What the exercise asks
Copy every line from the data below in which the string "image" can be found.

The records
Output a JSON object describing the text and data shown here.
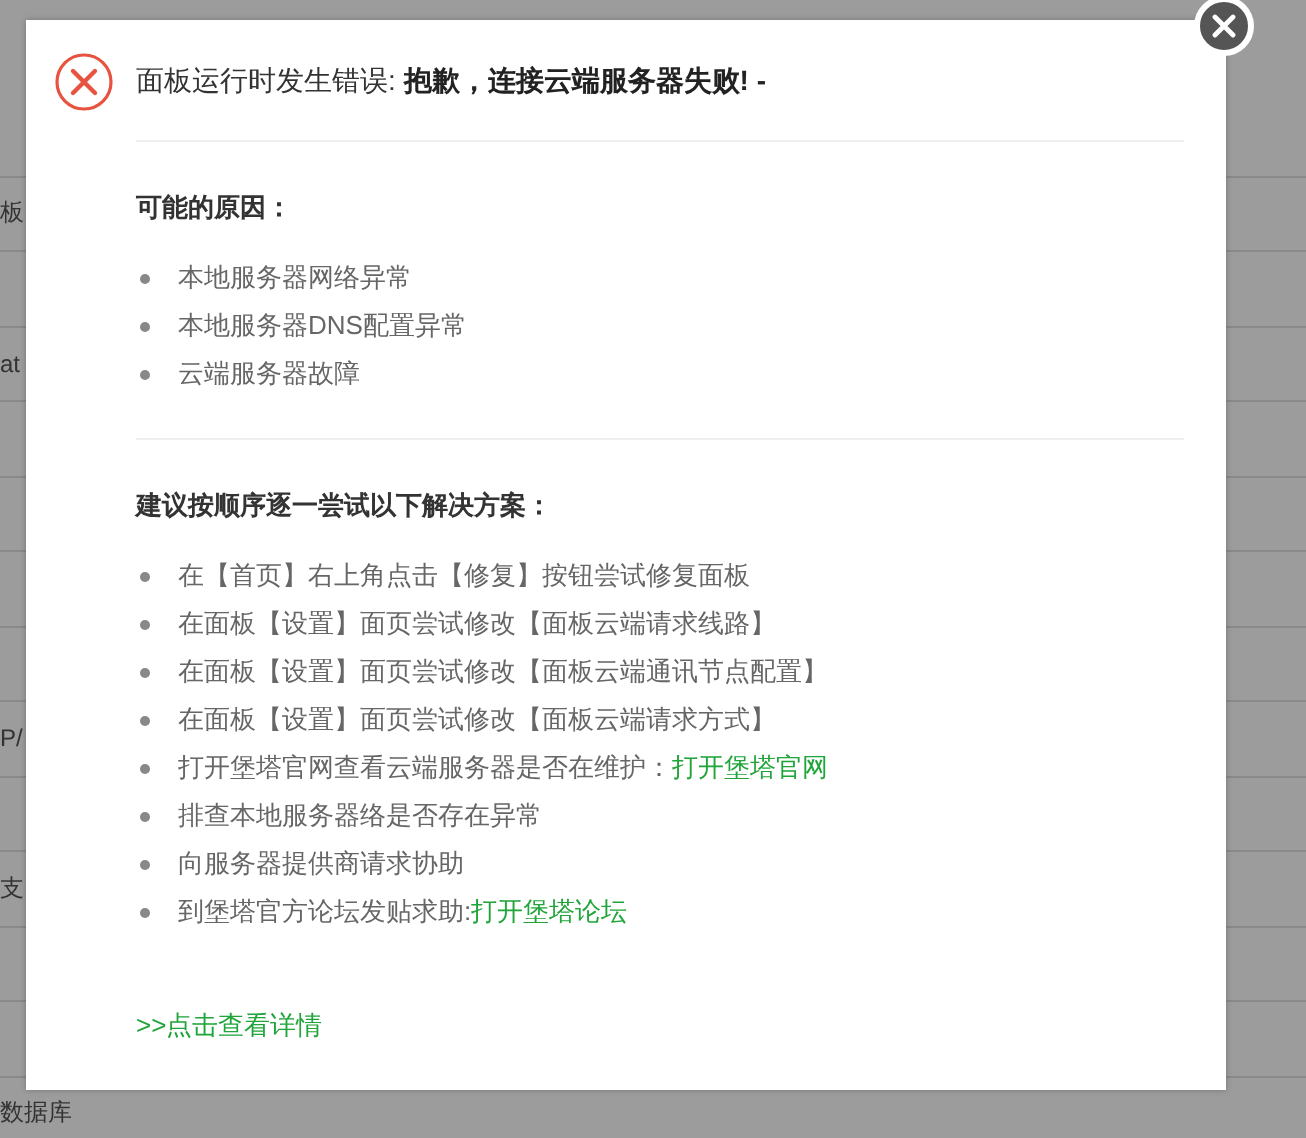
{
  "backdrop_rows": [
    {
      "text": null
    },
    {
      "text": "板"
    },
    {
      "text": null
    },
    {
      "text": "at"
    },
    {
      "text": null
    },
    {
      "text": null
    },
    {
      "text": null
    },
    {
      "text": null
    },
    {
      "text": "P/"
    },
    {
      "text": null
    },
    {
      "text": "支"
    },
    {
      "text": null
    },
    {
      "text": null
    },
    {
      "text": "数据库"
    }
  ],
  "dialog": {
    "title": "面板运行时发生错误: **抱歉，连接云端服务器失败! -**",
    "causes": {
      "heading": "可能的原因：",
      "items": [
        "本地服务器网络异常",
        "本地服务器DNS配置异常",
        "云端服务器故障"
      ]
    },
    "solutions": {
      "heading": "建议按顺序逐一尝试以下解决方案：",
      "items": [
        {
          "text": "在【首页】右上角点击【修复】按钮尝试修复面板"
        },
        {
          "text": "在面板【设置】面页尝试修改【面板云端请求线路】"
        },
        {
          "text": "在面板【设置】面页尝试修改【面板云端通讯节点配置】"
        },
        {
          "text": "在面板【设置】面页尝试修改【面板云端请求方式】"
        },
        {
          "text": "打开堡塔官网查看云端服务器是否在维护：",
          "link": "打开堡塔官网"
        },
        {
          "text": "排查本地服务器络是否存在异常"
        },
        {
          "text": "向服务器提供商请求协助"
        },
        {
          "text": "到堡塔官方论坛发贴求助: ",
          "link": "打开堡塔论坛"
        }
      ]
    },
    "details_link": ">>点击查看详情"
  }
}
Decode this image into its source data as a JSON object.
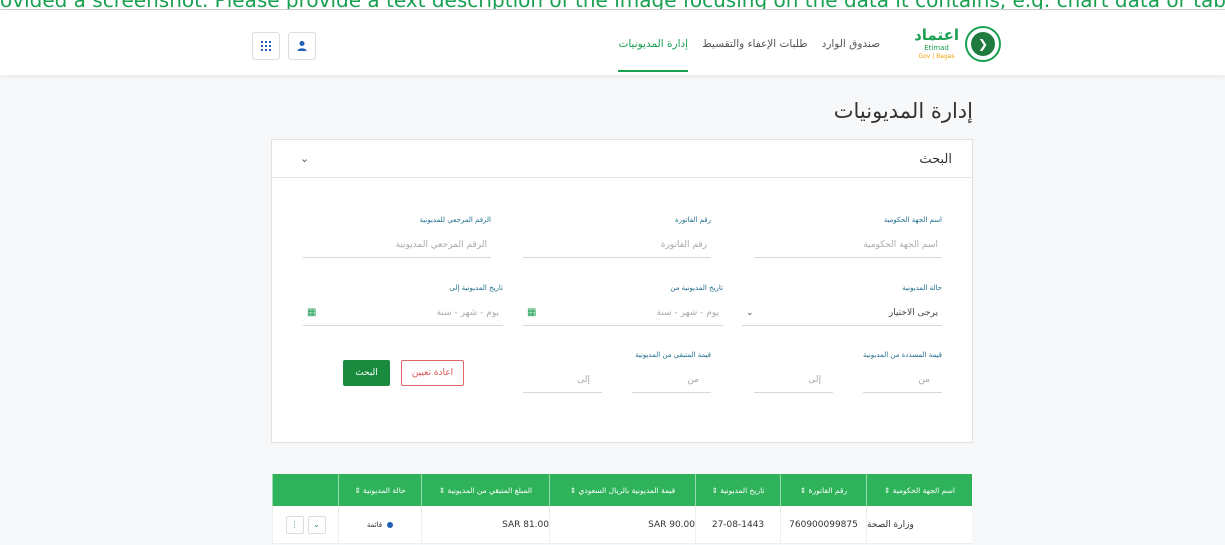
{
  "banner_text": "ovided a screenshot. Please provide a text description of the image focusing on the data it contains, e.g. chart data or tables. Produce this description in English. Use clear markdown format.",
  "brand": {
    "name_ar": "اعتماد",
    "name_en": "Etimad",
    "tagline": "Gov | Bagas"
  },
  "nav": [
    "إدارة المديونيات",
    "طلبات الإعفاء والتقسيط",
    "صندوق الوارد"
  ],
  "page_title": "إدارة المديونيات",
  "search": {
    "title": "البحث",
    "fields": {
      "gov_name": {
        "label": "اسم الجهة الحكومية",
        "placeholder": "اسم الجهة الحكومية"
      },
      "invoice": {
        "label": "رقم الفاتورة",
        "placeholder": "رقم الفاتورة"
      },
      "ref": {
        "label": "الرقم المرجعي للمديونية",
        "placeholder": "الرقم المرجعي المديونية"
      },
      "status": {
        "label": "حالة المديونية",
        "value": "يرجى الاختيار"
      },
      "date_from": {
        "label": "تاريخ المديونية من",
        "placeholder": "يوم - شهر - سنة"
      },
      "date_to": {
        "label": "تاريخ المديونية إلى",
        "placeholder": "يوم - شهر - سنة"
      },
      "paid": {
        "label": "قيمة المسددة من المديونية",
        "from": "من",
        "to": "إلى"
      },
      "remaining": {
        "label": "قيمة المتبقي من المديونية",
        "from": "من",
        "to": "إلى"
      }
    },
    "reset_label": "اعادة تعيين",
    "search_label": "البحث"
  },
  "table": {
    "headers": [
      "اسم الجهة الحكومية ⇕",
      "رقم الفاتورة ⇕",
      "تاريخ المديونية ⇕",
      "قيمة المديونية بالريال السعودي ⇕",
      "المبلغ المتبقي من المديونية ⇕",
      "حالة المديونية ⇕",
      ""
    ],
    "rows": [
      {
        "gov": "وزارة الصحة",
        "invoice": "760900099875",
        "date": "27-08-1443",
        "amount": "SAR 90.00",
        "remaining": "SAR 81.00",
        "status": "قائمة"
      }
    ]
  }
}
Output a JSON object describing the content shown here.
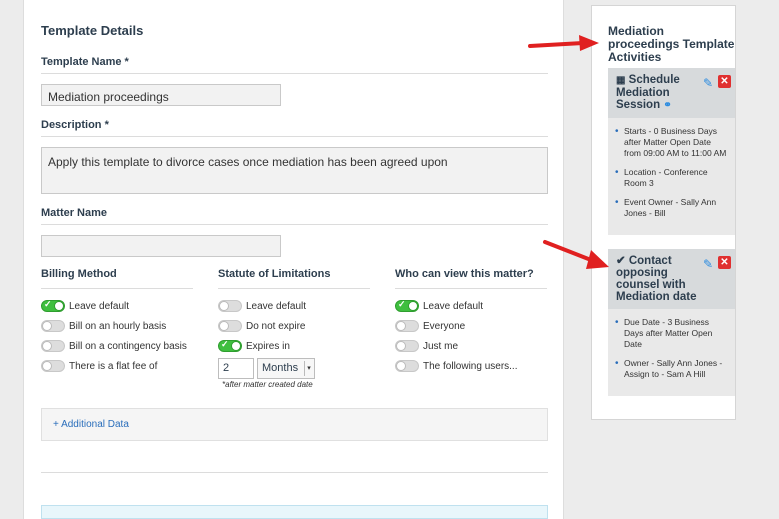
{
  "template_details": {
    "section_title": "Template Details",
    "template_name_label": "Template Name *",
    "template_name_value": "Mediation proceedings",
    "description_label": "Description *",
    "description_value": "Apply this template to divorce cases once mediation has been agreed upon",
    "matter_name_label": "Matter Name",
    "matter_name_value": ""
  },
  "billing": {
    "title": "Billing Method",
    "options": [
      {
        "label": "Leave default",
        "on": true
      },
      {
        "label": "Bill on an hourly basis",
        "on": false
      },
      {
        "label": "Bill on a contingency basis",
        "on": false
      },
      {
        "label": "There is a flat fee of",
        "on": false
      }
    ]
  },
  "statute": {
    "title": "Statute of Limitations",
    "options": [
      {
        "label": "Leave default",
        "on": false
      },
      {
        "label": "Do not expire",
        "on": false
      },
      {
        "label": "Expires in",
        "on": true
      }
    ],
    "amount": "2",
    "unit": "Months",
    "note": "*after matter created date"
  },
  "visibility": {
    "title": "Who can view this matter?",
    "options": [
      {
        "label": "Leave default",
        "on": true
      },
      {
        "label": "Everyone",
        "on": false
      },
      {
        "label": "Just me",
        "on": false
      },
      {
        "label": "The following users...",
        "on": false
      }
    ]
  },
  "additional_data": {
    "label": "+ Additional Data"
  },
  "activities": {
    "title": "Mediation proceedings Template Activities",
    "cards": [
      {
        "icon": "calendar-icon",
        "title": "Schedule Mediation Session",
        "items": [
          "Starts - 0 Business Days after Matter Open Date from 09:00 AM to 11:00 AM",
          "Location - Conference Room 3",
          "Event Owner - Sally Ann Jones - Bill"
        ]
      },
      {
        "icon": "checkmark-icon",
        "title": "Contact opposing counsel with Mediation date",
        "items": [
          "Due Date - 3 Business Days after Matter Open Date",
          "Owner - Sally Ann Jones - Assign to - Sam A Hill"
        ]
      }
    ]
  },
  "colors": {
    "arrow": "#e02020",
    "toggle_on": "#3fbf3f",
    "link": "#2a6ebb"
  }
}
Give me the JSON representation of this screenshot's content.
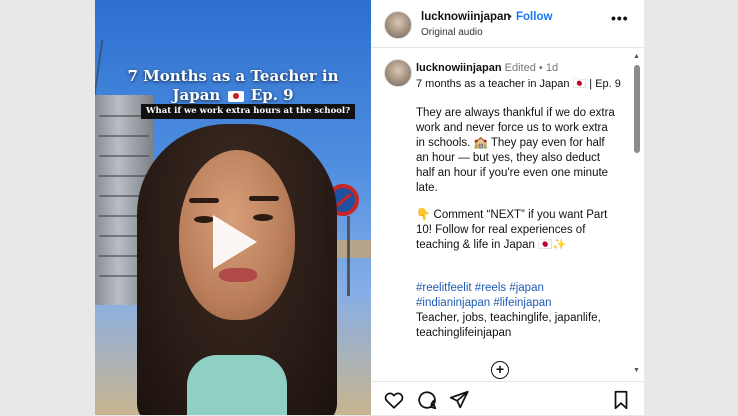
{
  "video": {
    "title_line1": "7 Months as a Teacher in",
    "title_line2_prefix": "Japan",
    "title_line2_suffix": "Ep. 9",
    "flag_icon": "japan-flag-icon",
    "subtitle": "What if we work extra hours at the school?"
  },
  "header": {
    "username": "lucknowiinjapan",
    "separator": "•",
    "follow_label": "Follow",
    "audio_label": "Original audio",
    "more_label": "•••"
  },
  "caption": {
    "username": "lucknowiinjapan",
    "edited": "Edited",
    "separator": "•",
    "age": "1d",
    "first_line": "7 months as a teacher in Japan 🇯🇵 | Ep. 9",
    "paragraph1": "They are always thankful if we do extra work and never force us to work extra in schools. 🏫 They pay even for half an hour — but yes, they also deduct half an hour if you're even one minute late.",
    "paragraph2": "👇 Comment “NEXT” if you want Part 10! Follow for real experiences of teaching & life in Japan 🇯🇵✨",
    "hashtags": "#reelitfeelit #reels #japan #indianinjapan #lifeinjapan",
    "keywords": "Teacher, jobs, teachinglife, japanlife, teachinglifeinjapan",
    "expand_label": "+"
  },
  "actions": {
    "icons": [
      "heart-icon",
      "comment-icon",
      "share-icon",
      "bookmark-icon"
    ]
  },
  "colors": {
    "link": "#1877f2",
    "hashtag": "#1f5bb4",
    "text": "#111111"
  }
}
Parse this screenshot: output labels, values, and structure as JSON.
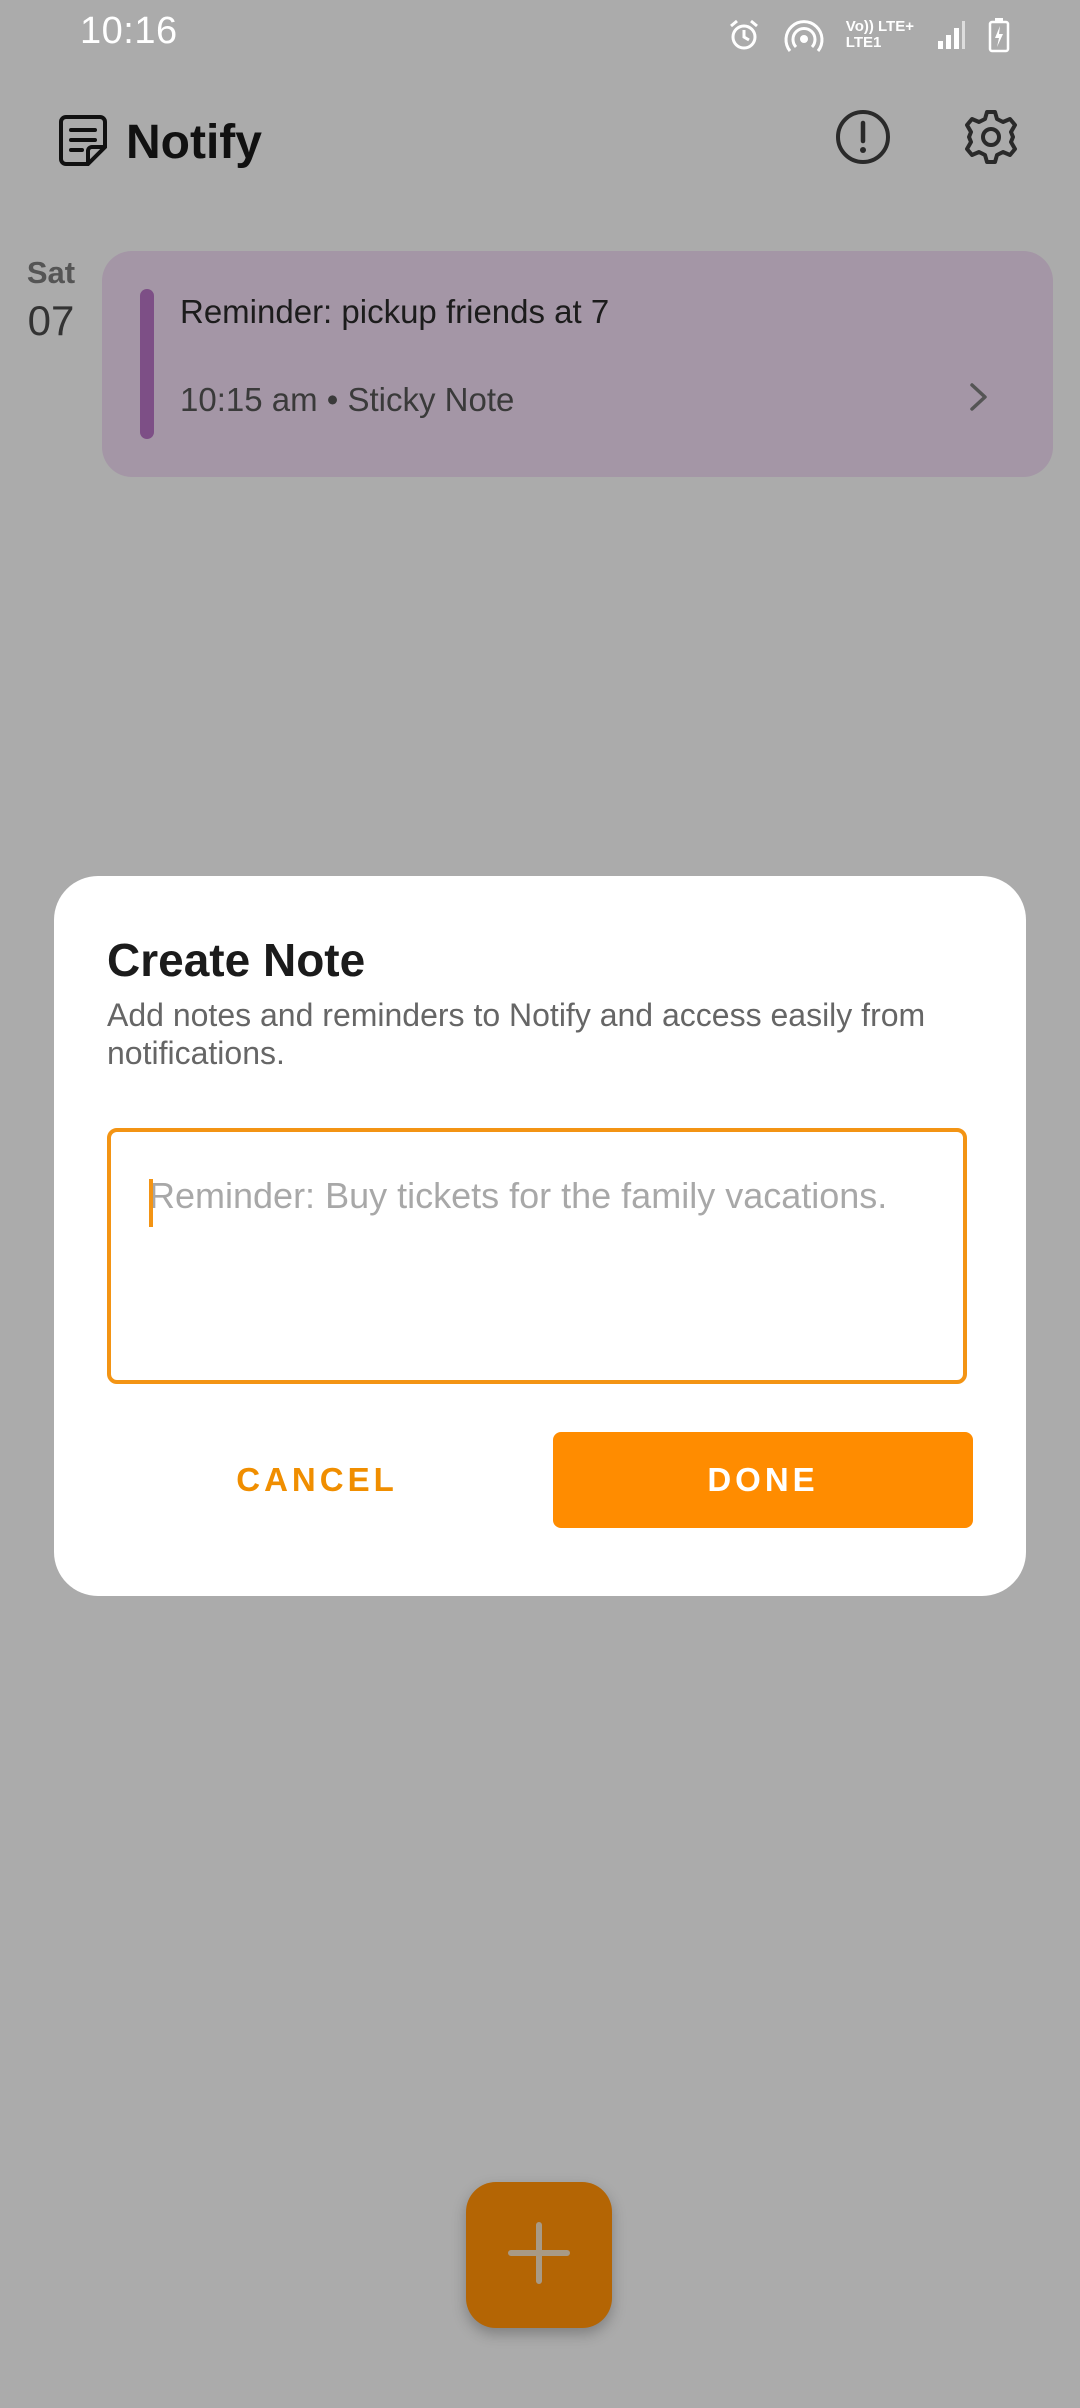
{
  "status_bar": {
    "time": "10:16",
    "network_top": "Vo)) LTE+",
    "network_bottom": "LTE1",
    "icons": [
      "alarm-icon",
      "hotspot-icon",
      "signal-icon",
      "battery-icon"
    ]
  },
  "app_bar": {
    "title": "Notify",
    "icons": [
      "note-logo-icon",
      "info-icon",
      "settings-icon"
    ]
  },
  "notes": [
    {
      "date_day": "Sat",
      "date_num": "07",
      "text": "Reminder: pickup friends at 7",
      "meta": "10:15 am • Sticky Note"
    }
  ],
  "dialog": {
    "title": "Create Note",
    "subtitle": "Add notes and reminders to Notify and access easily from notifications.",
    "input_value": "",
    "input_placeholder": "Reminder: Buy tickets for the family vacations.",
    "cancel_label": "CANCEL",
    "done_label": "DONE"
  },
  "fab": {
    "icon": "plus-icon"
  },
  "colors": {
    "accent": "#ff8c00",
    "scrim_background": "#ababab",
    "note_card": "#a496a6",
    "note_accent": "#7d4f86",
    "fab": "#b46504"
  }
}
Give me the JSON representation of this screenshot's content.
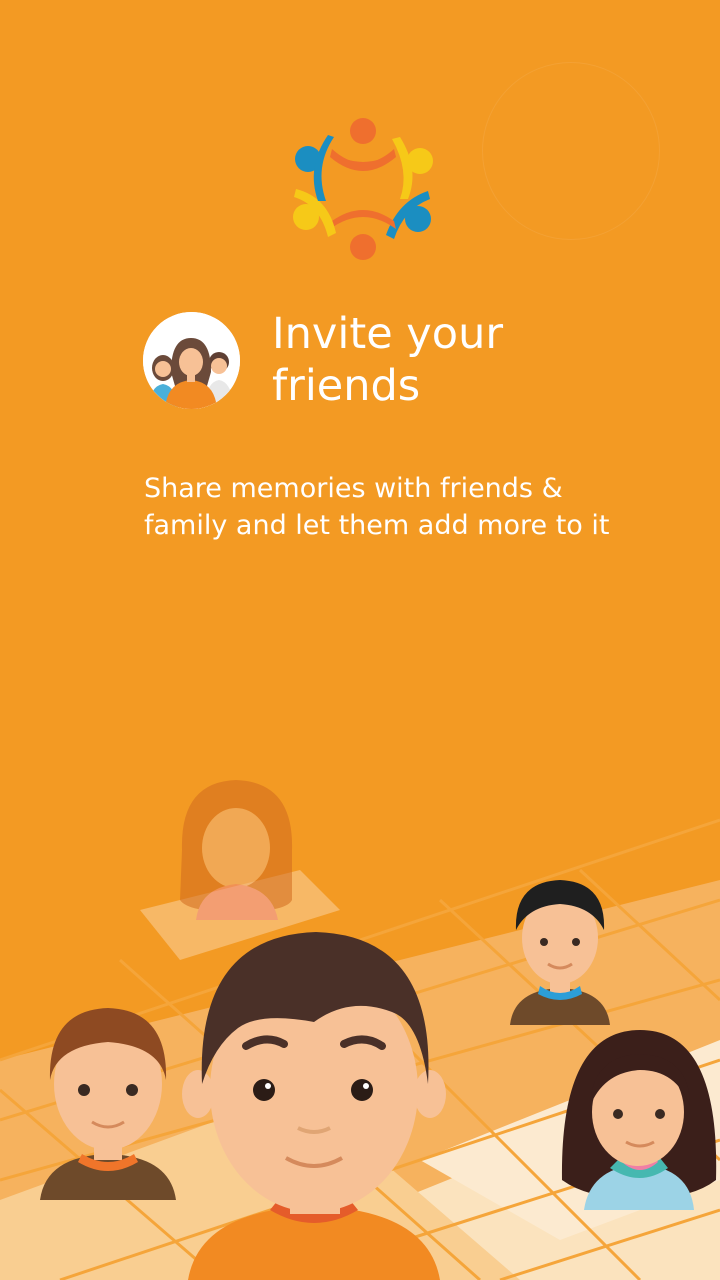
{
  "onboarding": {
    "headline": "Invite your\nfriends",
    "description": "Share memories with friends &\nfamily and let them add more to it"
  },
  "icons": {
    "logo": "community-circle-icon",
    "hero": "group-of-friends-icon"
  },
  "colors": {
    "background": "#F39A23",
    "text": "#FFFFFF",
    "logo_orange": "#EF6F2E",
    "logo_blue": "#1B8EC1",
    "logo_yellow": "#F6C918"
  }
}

Finished task
Decode this image into its source data as a JSON object.
  "banner_text": "ovided a screenshot. Please provide a text description of the image focusing on the data it contains, e.g. chart data or tables. Produce this description in English. Use clear markdown format.",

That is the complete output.